Love them or hate them, public speaking exercises can really improve your public speaking abilities. The first exercise is to tape yourself with a voice recorder or camcorder. A camcorder will give you the advantage of hearing how you sound in addition to seeing how you look when speaking. Recording and reviewing yourself will provide you with fastest improvements in your public speaking. While this exercise will undoubtedly be your least favorite exercise, it is the most effective and will provide the fastest improvements.

The second exercise is to practice tongue twisters before giving your speech. You may think that sounds silly. After all, what do tongue twisters have to do with public speaking? Of all the public speaking exercises that exist, only by practicing tongue twisters out loud can you improve your diction in such a short period of time. If nobody can clearly understand what you're saying, you can expect your audience to quickly tune you out and ignore what you have to say, no matter how useful or important your presentation is.

The final exercise is all about relaxation. Relaxation can be achieved with purposeful breathing. Before going on stage, inhale deeply through your mouth and exhale very slowly through your nose. Breathing in this manner will help you to relax and calm your nerves. When you're relaxed, you appear very confident to your audience while simultaneously appearing as though you're a complete natural when it comes to speaking in front of groups of people.
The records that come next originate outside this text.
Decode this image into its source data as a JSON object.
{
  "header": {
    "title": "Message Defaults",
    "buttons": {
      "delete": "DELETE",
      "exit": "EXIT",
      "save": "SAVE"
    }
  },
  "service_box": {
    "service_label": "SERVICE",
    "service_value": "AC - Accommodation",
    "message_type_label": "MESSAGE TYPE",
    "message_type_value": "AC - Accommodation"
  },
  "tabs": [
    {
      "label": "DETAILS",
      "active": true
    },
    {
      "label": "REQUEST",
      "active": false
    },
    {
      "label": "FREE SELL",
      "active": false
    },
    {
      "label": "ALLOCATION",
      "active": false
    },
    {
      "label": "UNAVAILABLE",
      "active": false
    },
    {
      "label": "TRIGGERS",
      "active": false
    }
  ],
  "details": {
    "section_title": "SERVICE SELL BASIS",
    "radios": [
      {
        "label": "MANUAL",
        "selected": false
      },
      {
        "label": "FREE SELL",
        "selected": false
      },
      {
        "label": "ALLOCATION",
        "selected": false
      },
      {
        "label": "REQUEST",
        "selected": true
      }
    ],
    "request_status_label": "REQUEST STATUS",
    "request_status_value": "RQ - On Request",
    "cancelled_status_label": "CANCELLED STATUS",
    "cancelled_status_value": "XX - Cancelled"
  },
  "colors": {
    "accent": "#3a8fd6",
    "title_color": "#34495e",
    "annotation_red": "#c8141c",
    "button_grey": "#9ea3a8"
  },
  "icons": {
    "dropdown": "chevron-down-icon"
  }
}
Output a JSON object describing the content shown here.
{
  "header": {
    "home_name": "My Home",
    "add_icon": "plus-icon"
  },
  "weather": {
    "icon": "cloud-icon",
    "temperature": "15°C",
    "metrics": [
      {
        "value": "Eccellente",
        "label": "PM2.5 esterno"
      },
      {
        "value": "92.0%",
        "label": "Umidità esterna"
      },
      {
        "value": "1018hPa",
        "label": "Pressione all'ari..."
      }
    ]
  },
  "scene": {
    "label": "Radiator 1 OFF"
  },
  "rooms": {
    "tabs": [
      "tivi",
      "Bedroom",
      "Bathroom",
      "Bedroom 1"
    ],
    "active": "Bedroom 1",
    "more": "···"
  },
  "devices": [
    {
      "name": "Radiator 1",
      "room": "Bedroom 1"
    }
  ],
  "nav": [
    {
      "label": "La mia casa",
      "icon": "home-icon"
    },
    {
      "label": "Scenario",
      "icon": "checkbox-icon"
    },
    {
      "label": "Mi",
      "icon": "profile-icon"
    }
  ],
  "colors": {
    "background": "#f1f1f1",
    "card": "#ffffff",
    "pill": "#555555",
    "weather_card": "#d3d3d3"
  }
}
Remember that most people fear public speaking and the fact that you are doing what they fear will automatically put you in a positive spotlight. Public speaking exercises like recording yourself, perfecting your diction, and focusing on your breathing will all contribute to you looking like a pro. No longer will you have to experience anxiety or lose any sleep if you commit to practicing the exercises that you have learned here.